Tortelli hail from Tuscany and neighboring towns in Emilia Romagna, and are rustic, simple home-cooking at its finest.
Larger than ravioli, they are traditionally stuffed with garlicy potatoes, herbs, and sometimes a hint of tomato, and topped with “sugo di carne” (meat sauce). In my plant-based version, however, I looked to young shiitake mushrooms to enhance my “sugo sensa carne” and added porcini to the stuffing. All I can say is, ‘buoni!!’
To help manage your time, the sugo, filling, and dough can all be made in advance.
Prep time 90 minutes Cook time 5 minutes for the tortelli, a low and slow 3-hour simmer for the sugo Makes about 45 three-inch tortelli
A manual or electric pasta rolling machine
A pizza wheel
A food processor
A digital scale
Stainless bench scraper
A potato ricer
An extra-large cutting board or working surface on which to lay out the long strips of dough for stuffing
A large cutting board or stone surface to lay out the rolled dough sheets
A large skimmer
Sugo sensa Carne
1 large red onion, medium dice
4 ounces baby shiitake mushrooms (caps and stems), chopped finely
2 stalks celery, small dice
2 medium carrots, small dice
Water, veggie broth or dry vermouth as needed 4 cloves garlic, finely minced
Handful of fresh sage leaves, chopped
1 medium or small leek, medium dice
A 28-ounce can or jar of whole Marzano tomatoes (pulp and sauce)
A few grinds of black pepper
Red (aka) miso paste* to taste, in lieu of salt
220 grams atta (whole durum wheat flour, available online or in Indian groceries)
50 grams besan (chana dal flour, available online or in Indian groceries)
¼ teaspoon ground turmeric
220 grams silken tofu, well drained
4 medium-large russet potatoes, boiled and riced
Small handful Italian parsley leaves, finely minced ½ head roasted garlic, cloves peeled, finely minced
1 teaspoon fresh rosemary or nepitella or thyme leaves, finely minced
2 Tablespoons nutritional yeast
1- 1 1/2 teaspoons dried porcini powder from sliced dehydrated porcini mushrooms
1 teaspoon tomato paste
Grinds of black pepper
2 teaspoons of shiro (white) miso powder* (or paste), or to taste

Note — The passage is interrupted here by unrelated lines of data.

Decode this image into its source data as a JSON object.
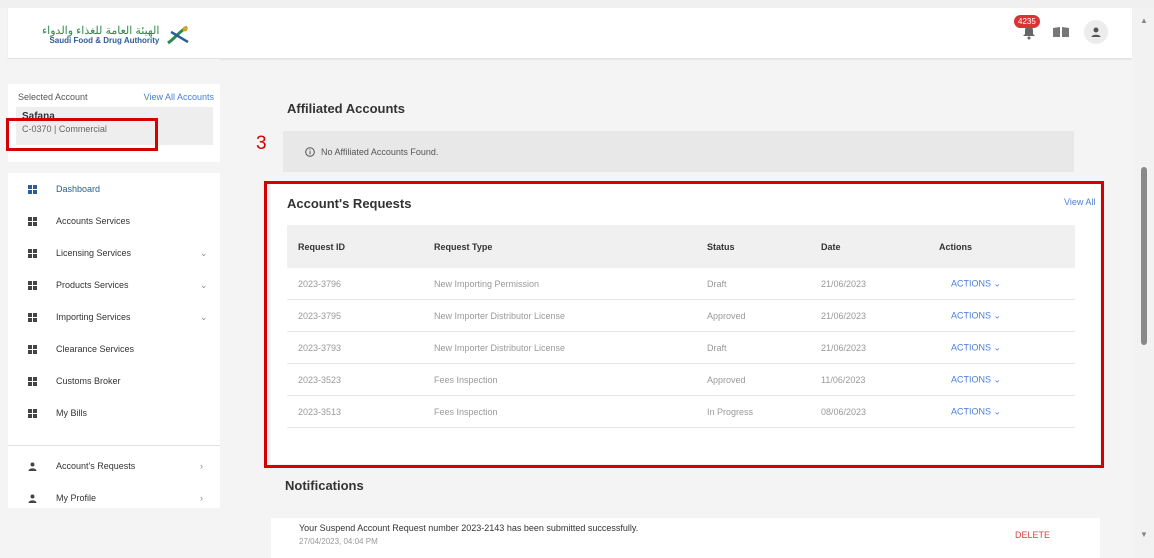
{
  "header": {
    "logo_ar": "الهيئة العامة للغذاء والدواء",
    "logo_en": "Saudi Food & Drug Authority",
    "notification_count": "4235"
  },
  "sidebar": {
    "selected_account_label": "Selected Account",
    "view_all_accounts": "View All Accounts",
    "account_name": "Safana",
    "account_id": "C-0370 | Commercial",
    "items": [
      {
        "label": "Dashboard"
      },
      {
        "label": "Accounts Services"
      },
      {
        "label": "Licensing Services",
        "chevron": "⌄"
      },
      {
        "label": "Products Services",
        "chevron": "⌄"
      },
      {
        "label": "Importing Services",
        "chevron": "⌄"
      },
      {
        "label": "Clearance Services"
      },
      {
        "label": "Customs Broker"
      },
      {
        "label": "My Bills"
      },
      {
        "label": "Account's Requests",
        "chevron": "›"
      },
      {
        "label": "My Profile",
        "chevron": "›"
      }
    ]
  },
  "main": {
    "affiliated_title": "Affiliated Accounts",
    "affiliated_empty": "No Affiliated Accounts Found.",
    "step_number": "3",
    "requests_title": "Account's Requests",
    "view_all": "View All",
    "columns": [
      "Request ID",
      "Request Type",
      "Status",
      "Date",
      "Actions"
    ],
    "rows": [
      {
        "id": "2023-3796",
        "type": "New Importing Permission",
        "status": "Draft",
        "date": "21/06/2023",
        "action": "ACTIONS ⌄"
      },
      {
        "id": "2023-3795",
        "type": "New Importer Distributor License",
        "status": "Approved",
        "date": "21/06/2023",
        "action": "ACTIONS ⌄"
      },
      {
        "id": "2023-3793",
        "type": "New Importer Distributor License",
        "status": "Draft",
        "date": "21/06/2023",
        "action": "ACTIONS ⌄"
      },
      {
        "id": "2023-3523",
        "type": "Fees Inspection",
        "status": "Approved",
        "date": "11/06/2023",
        "action": "ACTIONS ⌄"
      },
      {
        "id": "2023-3513",
        "type": "Fees Inspection",
        "status": "In Progress",
        "date": "08/06/2023",
        "action": "ACTIONS ⌄"
      }
    ],
    "notifications_title": "Notifications",
    "notification": {
      "text": "Your Suspend Account Request number 2023-2143 has been submitted successfully.",
      "time": "27/04/2023, 04:04 PM",
      "delete": "DELETE"
    }
  },
  "colors": {
    "accent_blue": "#4a7fd0",
    "highlight_red": "#d50000",
    "badge_red": "#d93333"
  }
}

*Miso is a good salt alternative that helps to lower heart rate and does not raise blood pressure (https://www.ncbi.nlm.nih.gov/pmc/articles/PMC5313421/#:~:text=Miso%2C%20which%20is%20made%20from,%2C%20including%20salt%2Dsensitive%20hypertension).
Make the Sugo
Pulse the baby shiitakes in a food processor to finely chop. In a saucepan dry sauté the onions, carrots, celery, and shiitakes over a medium low flame until they release their liquids and soften.
If the mix dries, add a splash of water or veggie broth, or dry vermouth.
Add the garlic, leek, and sage and cook for a minute or two. Then add the tomatoes, breaking them up with a wooden spoon.
Cover, continue to cook on a low simmer for 3 hours (more if you like). The flavor will intensify and only improve. The color will deepen to a dark red. Turn off flame and season with pepper, and aka (red) miso as an alternative to salt if you like.
Make the Pasta Dough
Combine the flours and turmeric in a food processor. Pulse to blend. Drain the silken tofu well and add. Run for 1-2 minutes or until a ball of dough gathers in the food processor bowl.
Knead the dough on a board for 10 minutes, using a bench scraper to scrape up any dough that adheres to the board as you go. If the dough is sticky, add a teaspoon or so of flour but go slowly. If it is too stiff to easily knead, add 1-2 teaspoons of water. When you are done kneading, the dough should be very smooth and as soft as an earlobe. Shape into a ball, cover well with plastic wrap and rest the dough for at least 30 minutes. If you make a few hours in advance, double wrap in plastic wrap and then a zip-lock bag.